Business strategy is rapidly changing with the ever emerging trends and shifting developments within the modern, very connected world. In the past, the business concept and plan was set in stone and only changed yearly (if that). However, this is not flexible enough any more and will result in a poorly performing, stagnate organisation, lacking in innovation. This is why most of the top performing companies in years past, such as Kodak, are now nowhere to be seen today. Businesses must treat strategy as a living, evolving entity, ensuring that emerging trends, opportunities, threats and new information are all taken into account and integrated into it accordingly.

Every industry today alters and evolves so rapidly that an organisation which fails to update and adapt their strategic objectives and plan regularly will soon discover that the goal posts it set for itself twelve months prior will quickly become completely irrelevant or in the wrong direction. Most organisations don’t know they’re going out of business until it’s too late! They’re the ones that fail to recognise vital elements within the industry their involved in and then, when the consumer no longer sees their product offering as valuable, it’s often too late to react and update the strategy.

Additionally, in the past (and too commonly now too, unfortunately), strategy was built around a set budget, rather than the other way around. Using a budget as a cornerstone to build strategy is a very short-sighted and limiting method as it results in the organisation having to negotiate and water down the essential goals necessary to remain strong, relevant and competitive.
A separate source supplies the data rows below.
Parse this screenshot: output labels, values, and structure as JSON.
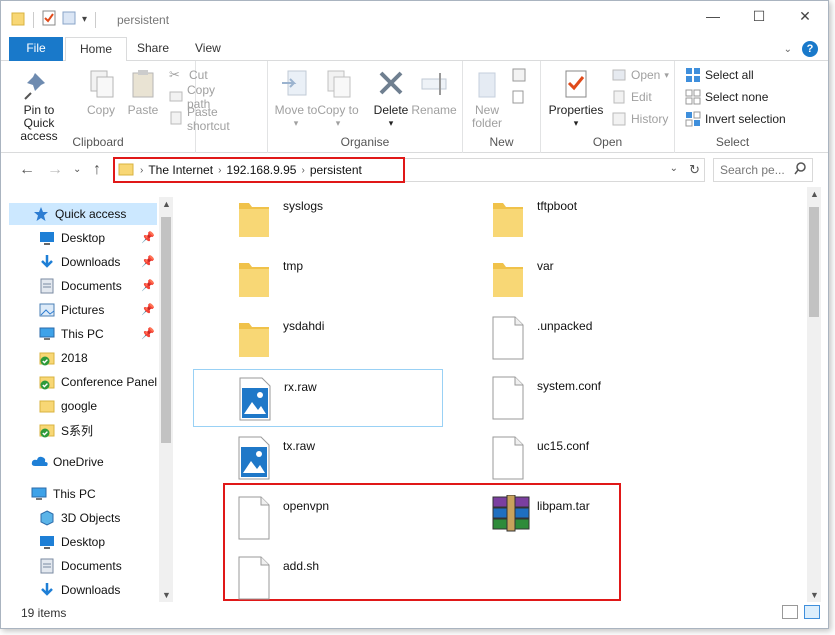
{
  "window": {
    "title": "persistent",
    "controls": {
      "minimize": "—",
      "maximize": "☐",
      "close": "✕"
    }
  },
  "tabs": {
    "file": "File",
    "home": "Home",
    "share": "Share",
    "view": "View"
  },
  "ribbon": {
    "clipboard": {
      "label": "Clipboard",
      "pin": "Pin to Quick access",
      "copy": "Copy",
      "paste": "Paste",
      "cut": "Cut",
      "copy_path": "Copy path",
      "paste_shortcut": "Paste shortcut"
    },
    "organise": {
      "label": "Organise",
      "move_to": "Move to",
      "copy_to": "Copy to",
      "delete": "Delete",
      "rename": "Rename"
    },
    "new": {
      "label": "New",
      "new_folder": "New folder"
    },
    "open": {
      "label": "Open",
      "properties": "Properties",
      "open": "Open",
      "edit": "Edit",
      "history": "History"
    },
    "select": {
      "label": "Select",
      "select_all": "Select all",
      "select_none": "Select none",
      "invert": "Invert selection"
    }
  },
  "address": {
    "crumbs": [
      "The Internet",
      "192.168.9.95",
      "persistent"
    ],
    "search_placeholder": "Search pe..."
  },
  "nav": {
    "quick_access": "Quick access",
    "items": [
      {
        "label": "Desktop",
        "pinned": true
      },
      {
        "label": "Downloads",
        "pinned": true
      },
      {
        "label": "Documents",
        "pinned": true
      },
      {
        "label": "Pictures",
        "pinned": true
      },
      {
        "label": "This PC",
        "pinned": true
      },
      {
        "label": "2018"
      },
      {
        "label": "Conference Panel"
      },
      {
        "label": "google"
      },
      {
        "label": "S系列"
      }
    ],
    "onedrive": "OneDrive",
    "this_pc": "This PC",
    "pc_items": [
      "3D Objects",
      "Desktop",
      "Documents",
      "Downloads"
    ]
  },
  "files": [
    {
      "name": "syslogs",
      "type": "folder"
    },
    {
      "name": "tftpboot",
      "type": "folder"
    },
    {
      "name": "tmp",
      "type": "folder"
    },
    {
      "name": "var",
      "type": "folder"
    },
    {
      "name": "ysdahdi",
      "type": "folder"
    },
    {
      "name": ".unpacked",
      "type": "file"
    },
    {
      "name": "rx.raw",
      "type": "image"
    },
    {
      "name": "system.conf",
      "type": "file"
    },
    {
      "name": "tx.raw",
      "type": "image"
    },
    {
      "name": "uc15.conf",
      "type": "file"
    },
    {
      "name": "openvpn",
      "type": "file"
    },
    {
      "name": "libpam.tar",
      "type": "archive"
    },
    {
      "name": "add.sh",
      "type": "file"
    }
  ],
  "status": {
    "count": "19 items"
  },
  "colors": {
    "accent": "#1979ca",
    "highlight": "#e01818",
    "folder": "#f8d775",
    "selection": "#cce8ff"
  }
}
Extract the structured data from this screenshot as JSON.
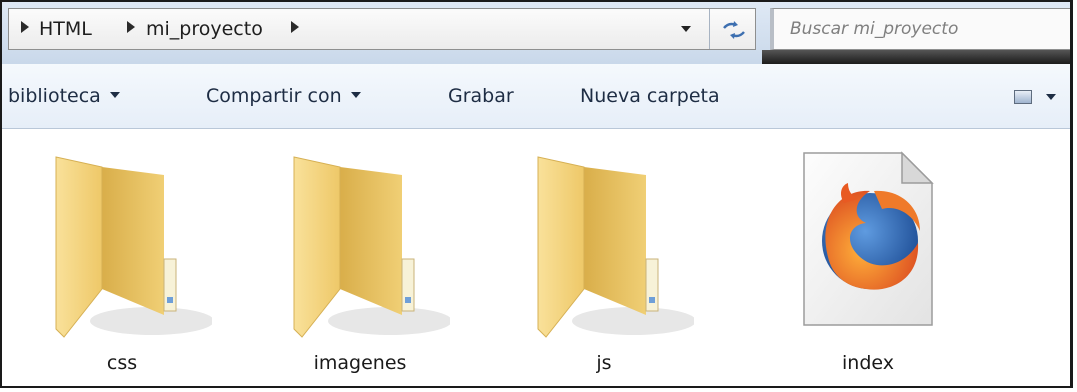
{
  "address_bar": {
    "breadcrumbs": [
      "HTML",
      "mi_proyecto"
    ],
    "search_placeholder": "Buscar mi_proyecto"
  },
  "toolbar": {
    "items": [
      {
        "label": "biblioteca",
        "has_dropdown": true
      },
      {
        "label": "Compartir con",
        "has_dropdown": true
      },
      {
        "label": "Grabar",
        "has_dropdown": false
      },
      {
        "label": "Nueva carpeta",
        "has_dropdown": false
      }
    ]
  },
  "files": [
    {
      "name": "css",
      "type": "folder",
      "icon": "folder-icon"
    },
    {
      "name": "imagenes",
      "type": "folder",
      "icon": "folder-icon"
    },
    {
      "name": "js",
      "type": "folder",
      "icon": "folder-icon"
    },
    {
      "name": "index",
      "type": "html-file",
      "icon": "firefox-document-icon"
    }
  ],
  "colors": {
    "folder_front": "#f6d57e",
    "folder_back": "#e7bf5d",
    "toolbar_text": "#1e2d44",
    "firefox_orange": "#e8692a",
    "firefox_blue": "#1f5ea8"
  }
}
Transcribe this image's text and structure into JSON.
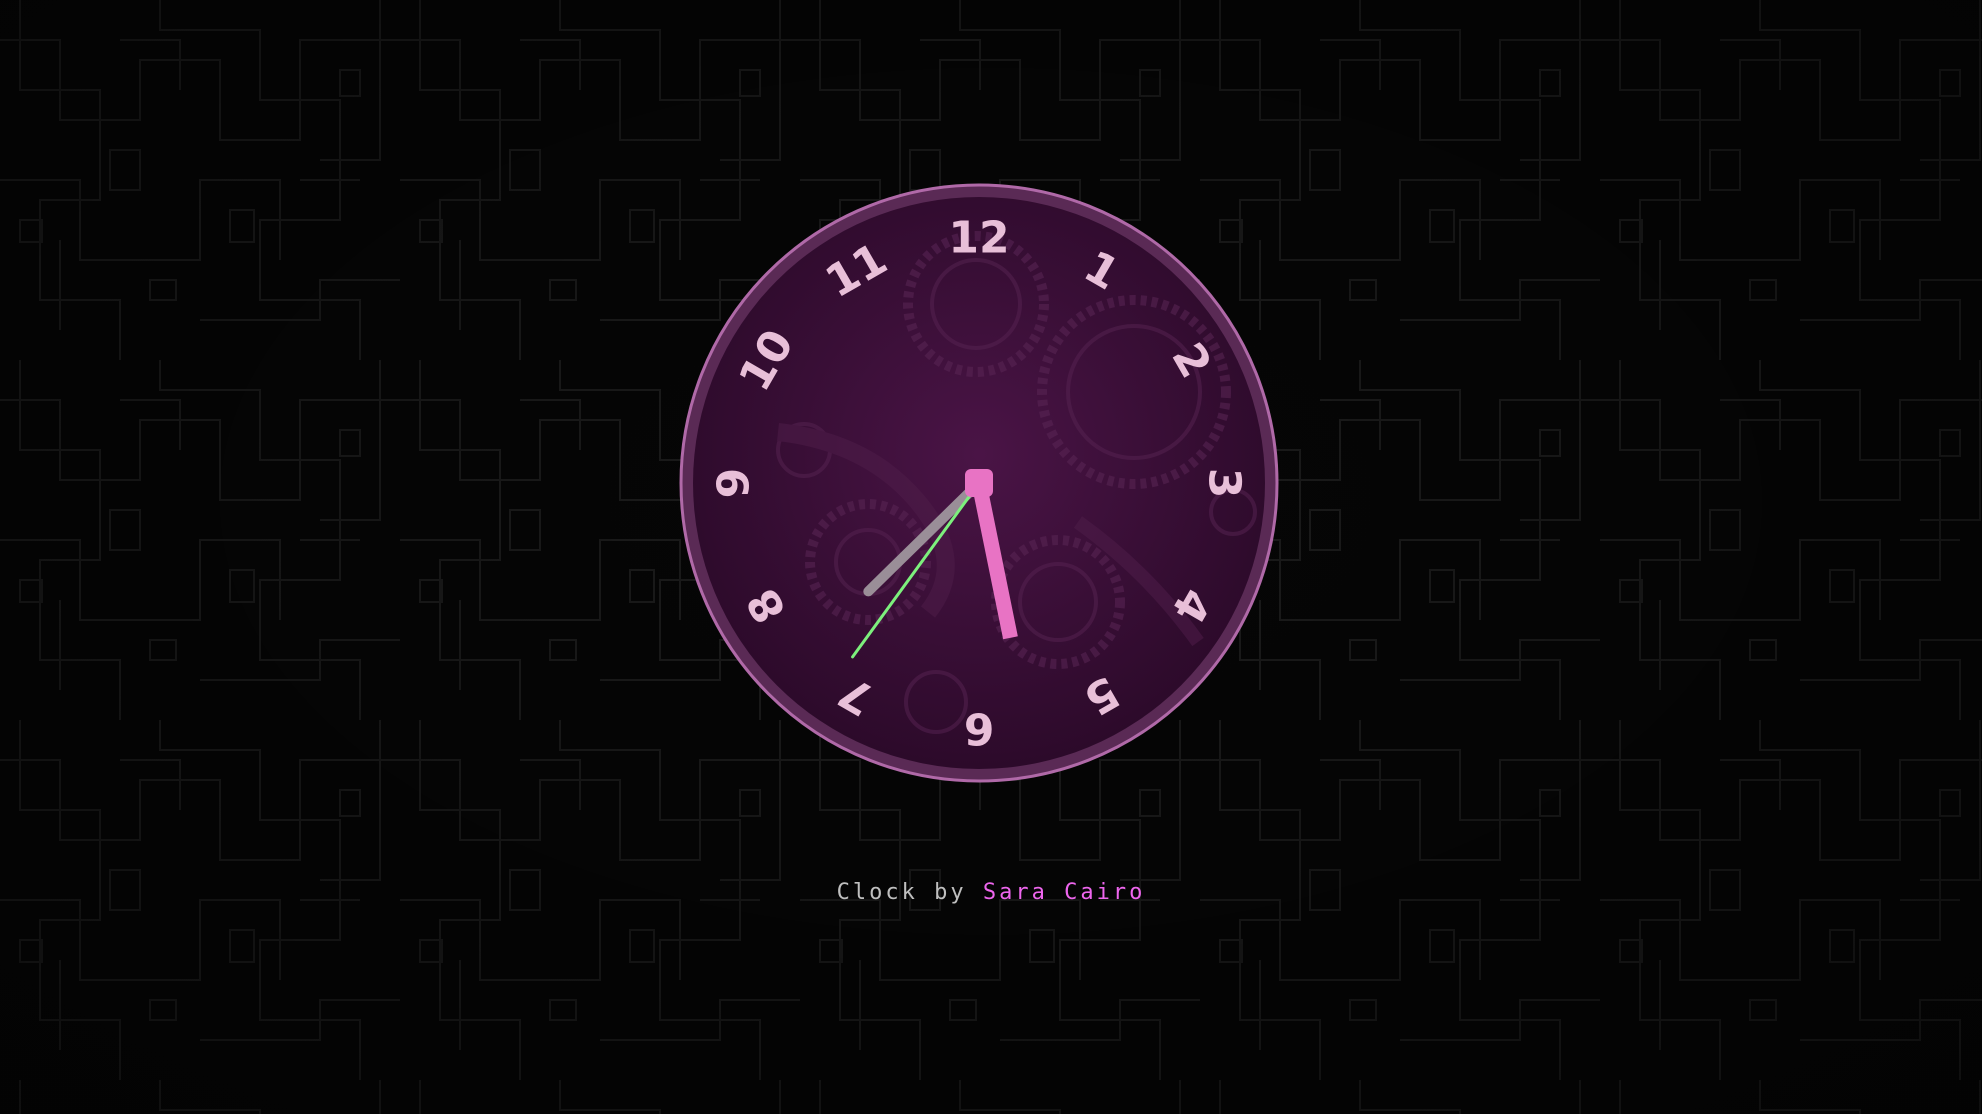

Obviously there are limited resources with any business, however strategy should be set first so that all goals are established initially, and then budget can be allocated in order to prioritise them and develop the best action plans associated with each with the resources at hand.

With the rapid shifting of market demographics and trends, strategy is more crucial than ever before and absolutely no organisation can afford to ignore it or become complacent. There are too many inevitable pathways for competitors to join the market and do something innovatively different which threatens a currently established business. And, on the other side, a new business entering a new market must have a comprehensive strategy to capitalise on their niche and fully utilise their strengths to take on the well-established players in the industry.

A solid, flexible strategy will focus and grow the organisation, while strengthening its position against potential threats.

Marketing has a key role in updating and enacting strategy, as it’s responsible for the revenue generating marketing mix and external communications, and is the only business function looking outward toward the market, alongside the sales force, obviously. Other internal functions, such as operations, accounting, I.T. and so on, are ‘supply-side’ biased, entirely focused on keeping the internal core operating.

Through the gathering of marketing intelligence, the marketing department can keep a close eye on fluctuations and changes that will directly impact on the organisation’s overall strategy and develop ways to address these. These can include, for example, regulatory and legal updates that impact on how business is conducted domestically and internationally. Remaining ignorant to significant changes in the marketplace is a guaranteed way to hinder progress and risk the health of an organisation.

Outgoing demographic shifts need to be monitored, and not simply taken for granted. With the rise of social media and technology, the consumer is far more informed and possesses far more power than ever before. Marketing must appreciate these fluctuations and rise to the challenge of developing strategy and tactics which best capitalise on new and rising niches.

Marketing must also come to always expect and defend against new competition, who see the opportunity within change and approach the market differently, not playing by the traditional paradigms or rules. They are desperate to ‘eat the big fish’ and can quickly eat away at market share simply by thinking outside of the well-established square.